Something had to give, of course. Plimpton’s first wife, Freddy Medora Espy, says she never liked the parties, but “he wanted to do what George wanted to do.”

Plimpton’s son,Taylor, recalls hearing the constant cocktail chatter from his upstairs bedroom. ”It was all right, I guess,” he remembers.

Second wife Sarah Whitehead Dudley, says of her husband, “He wasn’t really your mate. He was everybody’s mate.”

Towards the end, Plimpton did commercials for Buick, Intellivision video games and the Genie Automatic Garage Door opener. He still loved being seen, but the money from such endeavors mostly went to keep his beloved Paris Review afloat. Four days before his death, Plimpton attended a reunion of the 1963 Detroit Lions for whom he had so ingloriously played quarterback for a bumbling snap or two. Plimpton! shows him triumphantly waving to the big stadium crowd.

One of his more enduring latter day accomplishments, the creation of pitcher Sidd Finch for an April 1, 1985 article in Sports Illustrated, is not mentioned at all in Plimpton!. He supposedly was a closely guarded New York Mets prospect with an unheard of 163 miles per hour fastball. Many fell for the April Fool’s Day hoax, including some Major League Baseball general managers, until SI revealed it as such in its April 15th issue of that year.

That would have made for another grand chapter in Plimpton!, which is still a first-rate film about a pathfinder whose hands-on exploits long preceded Dirty Jobs and Morgan Spurlock’s various full immersions.

In Plimpton’s view, though, any jaw-dropping successes, particularly on athletic fields of play, would have ruined everything for himself, sports fans and the professional athletes who allowed him to enter their worlds.

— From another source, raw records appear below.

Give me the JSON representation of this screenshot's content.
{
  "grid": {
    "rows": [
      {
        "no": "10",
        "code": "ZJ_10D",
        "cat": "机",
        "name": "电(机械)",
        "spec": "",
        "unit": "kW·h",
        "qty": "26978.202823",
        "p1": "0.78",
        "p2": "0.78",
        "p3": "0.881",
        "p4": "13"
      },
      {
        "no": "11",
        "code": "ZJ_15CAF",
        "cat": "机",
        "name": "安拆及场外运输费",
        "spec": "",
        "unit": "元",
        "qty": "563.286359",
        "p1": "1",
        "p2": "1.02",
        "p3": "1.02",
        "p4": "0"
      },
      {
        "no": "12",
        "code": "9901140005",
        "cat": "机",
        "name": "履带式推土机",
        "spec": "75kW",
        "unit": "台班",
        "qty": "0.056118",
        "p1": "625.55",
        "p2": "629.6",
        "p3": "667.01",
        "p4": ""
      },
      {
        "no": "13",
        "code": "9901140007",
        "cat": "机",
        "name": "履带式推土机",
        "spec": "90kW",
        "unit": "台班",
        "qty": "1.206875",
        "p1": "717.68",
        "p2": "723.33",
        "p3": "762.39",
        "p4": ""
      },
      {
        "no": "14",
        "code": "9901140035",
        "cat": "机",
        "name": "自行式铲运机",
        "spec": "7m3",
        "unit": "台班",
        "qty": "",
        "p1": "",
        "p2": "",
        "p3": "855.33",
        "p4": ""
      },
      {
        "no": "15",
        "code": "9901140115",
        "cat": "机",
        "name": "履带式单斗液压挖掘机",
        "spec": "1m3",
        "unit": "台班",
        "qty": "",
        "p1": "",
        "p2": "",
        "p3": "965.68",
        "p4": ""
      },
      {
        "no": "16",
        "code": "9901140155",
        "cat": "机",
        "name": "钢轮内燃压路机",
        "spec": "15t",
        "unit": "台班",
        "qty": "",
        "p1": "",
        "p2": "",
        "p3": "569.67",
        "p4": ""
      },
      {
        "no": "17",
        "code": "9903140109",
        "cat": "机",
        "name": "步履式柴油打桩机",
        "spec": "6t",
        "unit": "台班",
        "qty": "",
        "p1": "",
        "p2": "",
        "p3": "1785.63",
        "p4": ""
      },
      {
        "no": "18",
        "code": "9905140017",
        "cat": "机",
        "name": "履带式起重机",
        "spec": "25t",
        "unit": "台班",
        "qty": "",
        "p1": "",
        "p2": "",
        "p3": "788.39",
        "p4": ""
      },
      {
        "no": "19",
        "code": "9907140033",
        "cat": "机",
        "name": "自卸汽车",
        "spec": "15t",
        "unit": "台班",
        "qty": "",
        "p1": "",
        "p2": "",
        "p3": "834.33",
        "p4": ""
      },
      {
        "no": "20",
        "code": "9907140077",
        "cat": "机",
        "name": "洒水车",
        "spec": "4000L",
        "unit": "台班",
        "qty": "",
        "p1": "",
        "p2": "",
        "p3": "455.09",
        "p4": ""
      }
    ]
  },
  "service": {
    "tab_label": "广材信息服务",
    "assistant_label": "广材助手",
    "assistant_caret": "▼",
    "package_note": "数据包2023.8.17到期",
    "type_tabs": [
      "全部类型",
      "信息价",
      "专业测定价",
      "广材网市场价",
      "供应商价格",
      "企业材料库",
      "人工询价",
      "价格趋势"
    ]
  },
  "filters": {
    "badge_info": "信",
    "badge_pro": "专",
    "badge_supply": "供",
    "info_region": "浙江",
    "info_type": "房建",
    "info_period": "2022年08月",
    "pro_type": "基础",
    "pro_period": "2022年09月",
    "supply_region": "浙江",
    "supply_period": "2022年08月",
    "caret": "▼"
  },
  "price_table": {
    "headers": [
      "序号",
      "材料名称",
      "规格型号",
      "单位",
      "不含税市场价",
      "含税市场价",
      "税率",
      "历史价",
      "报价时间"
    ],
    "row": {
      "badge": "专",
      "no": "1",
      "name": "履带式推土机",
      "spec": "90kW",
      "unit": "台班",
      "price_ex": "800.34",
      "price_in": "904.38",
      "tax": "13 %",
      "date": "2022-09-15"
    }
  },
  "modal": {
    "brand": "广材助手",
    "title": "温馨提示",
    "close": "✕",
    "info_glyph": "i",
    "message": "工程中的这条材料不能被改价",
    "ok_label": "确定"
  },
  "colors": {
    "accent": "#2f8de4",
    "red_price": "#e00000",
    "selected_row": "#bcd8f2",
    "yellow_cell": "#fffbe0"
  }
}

His complete failure as a Lions quarterback underscored the great overriding truth of the matter, he wrote in Paper Lion. “The outsider did not belong. And there was comfort in that being proved.”